Time was, in my youth, that my hat habit engendered derision among passers by – while the late 70s and early 80s were certainly something of a sartorial kill-zone, it’s also true that the young are exaggeratedly sensitive to criticism, so it’s very possible my recollections are clouded.
There’s also the remote chance that I looked like a twat.
Nevertheless, I persevered. I may not be an everyday hat wearer – in a world unused to hats they can be an inconvenience; have you noticed that hat racks and hooks have disappeared? – but I’ve always had hats and I do wear them, so it’s good to see something of a hat renaissance occurring.
Granted, most of today’s gents, if they wear anything, wear a cap; but it’s still a step in the right direction, and it’s led to a headwear rehabilitation. How much of this is due to Peaky Blinders is unclear.
My most recent hat is definitely not a cap. It’s the aristocrat of daytime hats, distinguished by association with the likes of Winston Churchill and Al Capone: a homberg.
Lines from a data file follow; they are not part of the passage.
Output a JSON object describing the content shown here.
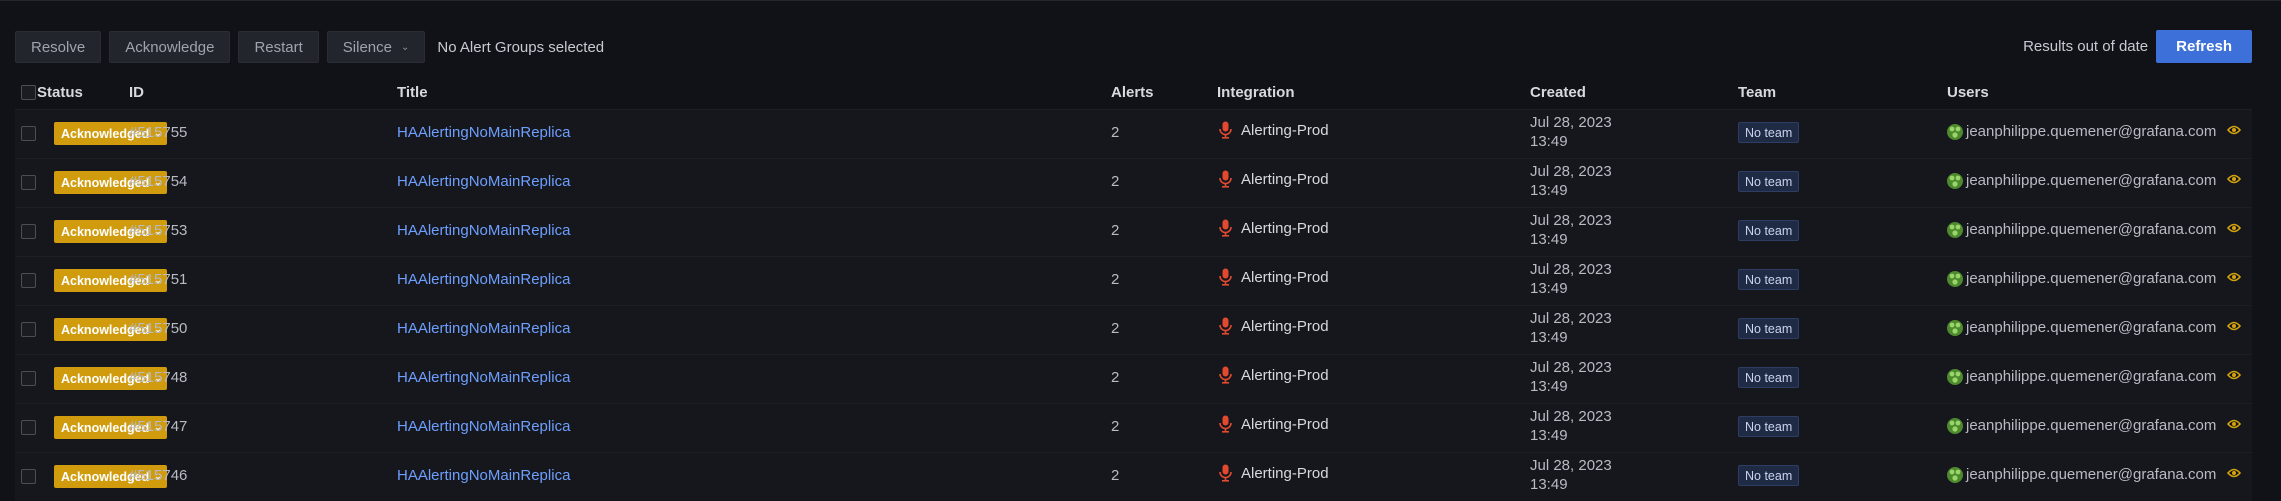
{
  "toolbar": {
    "resolve": "Resolve",
    "acknowledge": "Acknowledge",
    "restart": "Restart",
    "silence": "Silence",
    "selection": "No Alert Groups selected"
  },
  "rightbar": {
    "outdated": "Results out of date",
    "refresh": "Refresh"
  },
  "headers": {
    "status": "Status",
    "id": "ID",
    "title": "Title",
    "alerts": "Alerts",
    "integration": "Integration",
    "created": "Created",
    "team": "Team",
    "users": "Users"
  },
  "colors": {
    "acknowledged": "#d09c0e",
    "link": "#6e9fff",
    "refresh": "#3d71d9",
    "integration_icon": "#e2492f"
  },
  "icons": {
    "integration": "microphone-icon",
    "user": "avatar-icon",
    "watch": "eye-icon",
    "dropdown": "chevron-down-icon"
  },
  "rows": [
    {
      "status": "Acknowledged",
      "id": "#515755",
      "title": "HAAlertingNoMainReplica",
      "alerts": "2",
      "integration": "Alerting-Prod",
      "created_date": "Jul 28, 2023",
      "created_time": "13:49",
      "team": "No team",
      "user": "jeanphilippe.quemener@grafana.com"
    },
    {
      "status": "Acknowledged",
      "id": "#515754",
      "title": "HAAlertingNoMainReplica",
      "alerts": "2",
      "integration": "Alerting-Prod",
      "created_date": "Jul 28, 2023",
      "created_time": "13:49",
      "team": "No team",
      "user": "jeanphilippe.quemener@grafana.com"
    },
    {
      "status": "Acknowledged",
      "id": "#515753",
      "title": "HAAlertingNoMainReplica",
      "alerts": "2",
      "integration": "Alerting-Prod",
      "created_date": "Jul 28, 2023",
      "created_time": "13:49",
      "team": "No team",
      "user": "jeanphilippe.quemener@grafana.com"
    },
    {
      "status": "Acknowledged",
      "id": "#515751",
      "title": "HAAlertingNoMainReplica",
      "alerts": "2",
      "integration": "Alerting-Prod",
      "created_date": "Jul 28, 2023",
      "created_time": "13:49",
      "team": "No team",
      "user": "jeanphilippe.quemener@grafana.com"
    },
    {
      "status": "Acknowledged",
      "id": "#515750",
      "title": "HAAlertingNoMainReplica",
      "alerts": "2",
      "integration": "Alerting-Prod",
      "created_date": "Jul 28, 2023",
      "created_time": "13:49",
      "team": "No team",
      "user": "jeanphilippe.quemener@grafana.com"
    },
    {
      "status": "Acknowledged",
      "id": "#515748",
      "title": "HAAlertingNoMainReplica",
      "alerts": "2",
      "integration": "Alerting-Prod",
      "created_date": "Jul 28, 2023",
      "created_time": "13:49",
      "team": "No team",
      "user": "jeanphilippe.quemener@grafana.com"
    },
    {
      "status": "Acknowledged",
      "id": "#515747",
      "title": "HAAlertingNoMainReplica",
      "alerts": "2",
      "integration": "Alerting-Prod",
      "created_date": "Jul 28, 2023",
      "created_time": "13:49",
      "team": "No team",
      "user": "jeanphilippe.quemener@grafana.com"
    },
    {
      "status": "Acknowledged",
      "id": "#515746",
      "title": "HAAlertingNoMainReplica",
      "alerts": "2",
      "integration": "Alerting-Prod",
      "created_date": "Jul 28, 2023",
      "created_time": "13:49",
      "team": "No team",
      "user": "jeanphilippe.quemener@grafana.com"
    }
  ]
}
It instills nothing but awe and admiration in today’s passerby.
Buy me a drink and I’ll tell you some lies